[Records from a data source]

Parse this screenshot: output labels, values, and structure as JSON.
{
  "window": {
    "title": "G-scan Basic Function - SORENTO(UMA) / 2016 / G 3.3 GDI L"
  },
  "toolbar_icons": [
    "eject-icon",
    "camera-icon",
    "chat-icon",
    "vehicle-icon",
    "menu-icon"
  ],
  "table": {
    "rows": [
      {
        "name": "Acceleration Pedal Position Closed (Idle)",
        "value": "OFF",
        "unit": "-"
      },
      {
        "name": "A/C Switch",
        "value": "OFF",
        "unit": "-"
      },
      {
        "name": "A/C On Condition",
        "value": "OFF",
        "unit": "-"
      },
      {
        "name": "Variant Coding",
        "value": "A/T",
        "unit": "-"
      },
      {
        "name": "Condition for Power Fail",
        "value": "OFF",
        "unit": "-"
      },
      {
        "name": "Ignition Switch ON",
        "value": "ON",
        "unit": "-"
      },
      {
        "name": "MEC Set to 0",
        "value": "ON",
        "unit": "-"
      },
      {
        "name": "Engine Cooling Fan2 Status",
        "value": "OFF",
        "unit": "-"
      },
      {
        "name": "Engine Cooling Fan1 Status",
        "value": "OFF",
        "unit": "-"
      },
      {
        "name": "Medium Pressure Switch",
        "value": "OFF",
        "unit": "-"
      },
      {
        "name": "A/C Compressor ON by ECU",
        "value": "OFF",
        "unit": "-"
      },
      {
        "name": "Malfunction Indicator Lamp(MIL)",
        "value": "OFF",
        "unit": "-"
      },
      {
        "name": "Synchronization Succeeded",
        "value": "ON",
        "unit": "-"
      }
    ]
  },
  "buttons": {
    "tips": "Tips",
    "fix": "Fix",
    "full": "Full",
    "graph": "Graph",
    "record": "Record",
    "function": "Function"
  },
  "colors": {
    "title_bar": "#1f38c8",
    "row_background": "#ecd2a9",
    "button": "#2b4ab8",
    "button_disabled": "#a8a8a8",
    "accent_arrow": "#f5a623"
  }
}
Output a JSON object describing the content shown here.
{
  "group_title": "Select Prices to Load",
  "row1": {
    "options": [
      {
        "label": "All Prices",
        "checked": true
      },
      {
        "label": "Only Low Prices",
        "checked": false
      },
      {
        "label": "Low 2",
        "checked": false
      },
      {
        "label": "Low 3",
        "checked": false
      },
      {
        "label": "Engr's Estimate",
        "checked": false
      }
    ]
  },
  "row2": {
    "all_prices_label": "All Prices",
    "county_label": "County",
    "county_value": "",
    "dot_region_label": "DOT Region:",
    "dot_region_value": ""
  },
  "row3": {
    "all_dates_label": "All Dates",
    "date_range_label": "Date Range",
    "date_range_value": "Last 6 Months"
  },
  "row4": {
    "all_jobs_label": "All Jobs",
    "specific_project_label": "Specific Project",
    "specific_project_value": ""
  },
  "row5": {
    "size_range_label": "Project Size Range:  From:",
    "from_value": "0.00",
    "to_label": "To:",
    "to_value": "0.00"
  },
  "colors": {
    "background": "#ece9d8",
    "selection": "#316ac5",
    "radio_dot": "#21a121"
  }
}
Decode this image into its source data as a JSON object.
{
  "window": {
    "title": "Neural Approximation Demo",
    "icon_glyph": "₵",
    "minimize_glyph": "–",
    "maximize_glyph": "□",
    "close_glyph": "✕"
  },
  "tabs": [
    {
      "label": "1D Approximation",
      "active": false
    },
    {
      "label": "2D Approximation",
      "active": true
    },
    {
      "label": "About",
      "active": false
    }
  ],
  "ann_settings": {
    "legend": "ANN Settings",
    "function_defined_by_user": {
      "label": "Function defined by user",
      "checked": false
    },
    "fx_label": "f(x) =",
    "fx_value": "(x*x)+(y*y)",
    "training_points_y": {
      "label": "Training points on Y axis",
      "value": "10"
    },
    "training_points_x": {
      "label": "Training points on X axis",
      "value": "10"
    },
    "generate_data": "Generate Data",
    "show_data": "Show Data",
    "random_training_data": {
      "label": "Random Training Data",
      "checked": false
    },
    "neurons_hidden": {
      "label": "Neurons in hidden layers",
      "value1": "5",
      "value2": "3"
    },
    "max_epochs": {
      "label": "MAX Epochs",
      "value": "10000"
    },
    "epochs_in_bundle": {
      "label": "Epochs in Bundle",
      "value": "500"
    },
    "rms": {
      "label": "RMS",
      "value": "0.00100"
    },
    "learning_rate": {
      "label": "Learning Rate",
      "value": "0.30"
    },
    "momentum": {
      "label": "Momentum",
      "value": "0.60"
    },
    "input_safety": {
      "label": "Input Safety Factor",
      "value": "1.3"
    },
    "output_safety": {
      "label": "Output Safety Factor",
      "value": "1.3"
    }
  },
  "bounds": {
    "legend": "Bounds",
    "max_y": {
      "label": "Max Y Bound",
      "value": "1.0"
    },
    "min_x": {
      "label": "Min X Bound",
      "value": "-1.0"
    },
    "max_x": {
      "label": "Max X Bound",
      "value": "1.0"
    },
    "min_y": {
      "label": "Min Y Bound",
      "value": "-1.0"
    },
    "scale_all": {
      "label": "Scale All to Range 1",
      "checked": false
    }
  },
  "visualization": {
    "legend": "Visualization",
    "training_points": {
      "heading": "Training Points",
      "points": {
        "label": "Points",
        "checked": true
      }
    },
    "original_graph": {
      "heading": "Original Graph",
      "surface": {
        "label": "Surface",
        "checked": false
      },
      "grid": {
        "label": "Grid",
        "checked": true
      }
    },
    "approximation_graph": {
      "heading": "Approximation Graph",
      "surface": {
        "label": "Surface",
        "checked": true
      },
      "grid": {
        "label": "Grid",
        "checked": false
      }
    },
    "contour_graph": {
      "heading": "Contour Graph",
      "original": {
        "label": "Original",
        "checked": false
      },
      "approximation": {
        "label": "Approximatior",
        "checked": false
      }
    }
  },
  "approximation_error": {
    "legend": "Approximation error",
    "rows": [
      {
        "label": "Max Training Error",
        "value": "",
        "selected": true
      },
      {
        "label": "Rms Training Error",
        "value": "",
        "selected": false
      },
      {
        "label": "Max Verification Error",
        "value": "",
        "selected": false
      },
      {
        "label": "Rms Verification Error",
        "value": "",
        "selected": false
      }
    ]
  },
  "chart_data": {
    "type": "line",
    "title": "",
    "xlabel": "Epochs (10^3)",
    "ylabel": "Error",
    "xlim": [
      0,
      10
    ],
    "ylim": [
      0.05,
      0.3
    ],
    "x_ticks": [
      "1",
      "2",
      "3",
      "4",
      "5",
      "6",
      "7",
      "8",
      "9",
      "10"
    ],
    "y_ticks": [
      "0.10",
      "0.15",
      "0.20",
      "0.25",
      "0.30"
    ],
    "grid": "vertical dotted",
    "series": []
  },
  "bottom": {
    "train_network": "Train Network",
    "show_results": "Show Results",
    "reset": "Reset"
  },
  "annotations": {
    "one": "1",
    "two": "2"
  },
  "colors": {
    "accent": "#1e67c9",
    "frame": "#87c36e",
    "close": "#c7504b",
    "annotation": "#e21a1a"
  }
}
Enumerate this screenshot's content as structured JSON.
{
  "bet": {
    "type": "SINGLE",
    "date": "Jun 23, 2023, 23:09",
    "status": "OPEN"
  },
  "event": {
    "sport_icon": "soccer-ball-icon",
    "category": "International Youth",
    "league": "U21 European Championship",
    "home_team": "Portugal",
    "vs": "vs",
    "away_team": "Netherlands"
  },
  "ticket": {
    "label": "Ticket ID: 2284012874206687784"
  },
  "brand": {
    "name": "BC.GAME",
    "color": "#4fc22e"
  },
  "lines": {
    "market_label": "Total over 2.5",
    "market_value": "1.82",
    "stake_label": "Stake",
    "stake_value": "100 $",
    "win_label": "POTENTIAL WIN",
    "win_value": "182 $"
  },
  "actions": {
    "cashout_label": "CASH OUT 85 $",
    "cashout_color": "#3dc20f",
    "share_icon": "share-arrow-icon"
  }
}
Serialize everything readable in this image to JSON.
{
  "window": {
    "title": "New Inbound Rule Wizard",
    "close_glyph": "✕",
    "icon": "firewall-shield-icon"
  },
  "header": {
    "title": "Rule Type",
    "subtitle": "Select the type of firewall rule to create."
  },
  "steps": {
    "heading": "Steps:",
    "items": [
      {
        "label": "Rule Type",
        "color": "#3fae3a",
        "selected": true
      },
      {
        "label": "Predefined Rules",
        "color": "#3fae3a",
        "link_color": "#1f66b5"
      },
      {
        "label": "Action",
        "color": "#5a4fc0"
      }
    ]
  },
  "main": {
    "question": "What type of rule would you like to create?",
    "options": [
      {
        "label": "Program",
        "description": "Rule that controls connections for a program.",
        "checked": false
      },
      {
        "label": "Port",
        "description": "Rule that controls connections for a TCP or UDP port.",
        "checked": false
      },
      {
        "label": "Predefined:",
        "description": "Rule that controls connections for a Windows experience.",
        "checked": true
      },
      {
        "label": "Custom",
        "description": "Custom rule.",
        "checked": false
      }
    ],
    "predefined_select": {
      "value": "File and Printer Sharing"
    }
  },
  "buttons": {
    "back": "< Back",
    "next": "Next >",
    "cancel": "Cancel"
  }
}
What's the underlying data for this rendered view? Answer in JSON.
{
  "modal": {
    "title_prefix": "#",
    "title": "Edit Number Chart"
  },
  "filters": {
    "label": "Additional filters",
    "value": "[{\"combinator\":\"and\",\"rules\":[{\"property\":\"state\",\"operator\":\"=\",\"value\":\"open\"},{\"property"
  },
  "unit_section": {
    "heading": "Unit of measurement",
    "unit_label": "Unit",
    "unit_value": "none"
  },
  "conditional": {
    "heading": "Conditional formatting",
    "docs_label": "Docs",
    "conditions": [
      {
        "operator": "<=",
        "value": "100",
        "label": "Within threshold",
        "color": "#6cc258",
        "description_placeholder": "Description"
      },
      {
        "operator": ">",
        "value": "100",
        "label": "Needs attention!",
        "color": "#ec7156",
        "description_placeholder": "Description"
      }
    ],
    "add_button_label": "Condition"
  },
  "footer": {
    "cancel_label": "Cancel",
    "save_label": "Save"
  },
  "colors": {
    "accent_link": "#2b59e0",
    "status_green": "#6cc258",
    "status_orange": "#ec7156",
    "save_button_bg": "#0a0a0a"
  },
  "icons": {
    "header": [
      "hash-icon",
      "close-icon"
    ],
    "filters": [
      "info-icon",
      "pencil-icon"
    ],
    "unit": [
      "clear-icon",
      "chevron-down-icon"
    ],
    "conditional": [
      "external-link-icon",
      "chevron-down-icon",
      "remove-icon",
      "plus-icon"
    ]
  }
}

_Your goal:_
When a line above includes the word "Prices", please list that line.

_Response to this task:_
  "group_title": "Select Prices to Load",
        "label": "All Prices",
        "label": "Only Low Prices",
    "all_prices_label": "All Prices",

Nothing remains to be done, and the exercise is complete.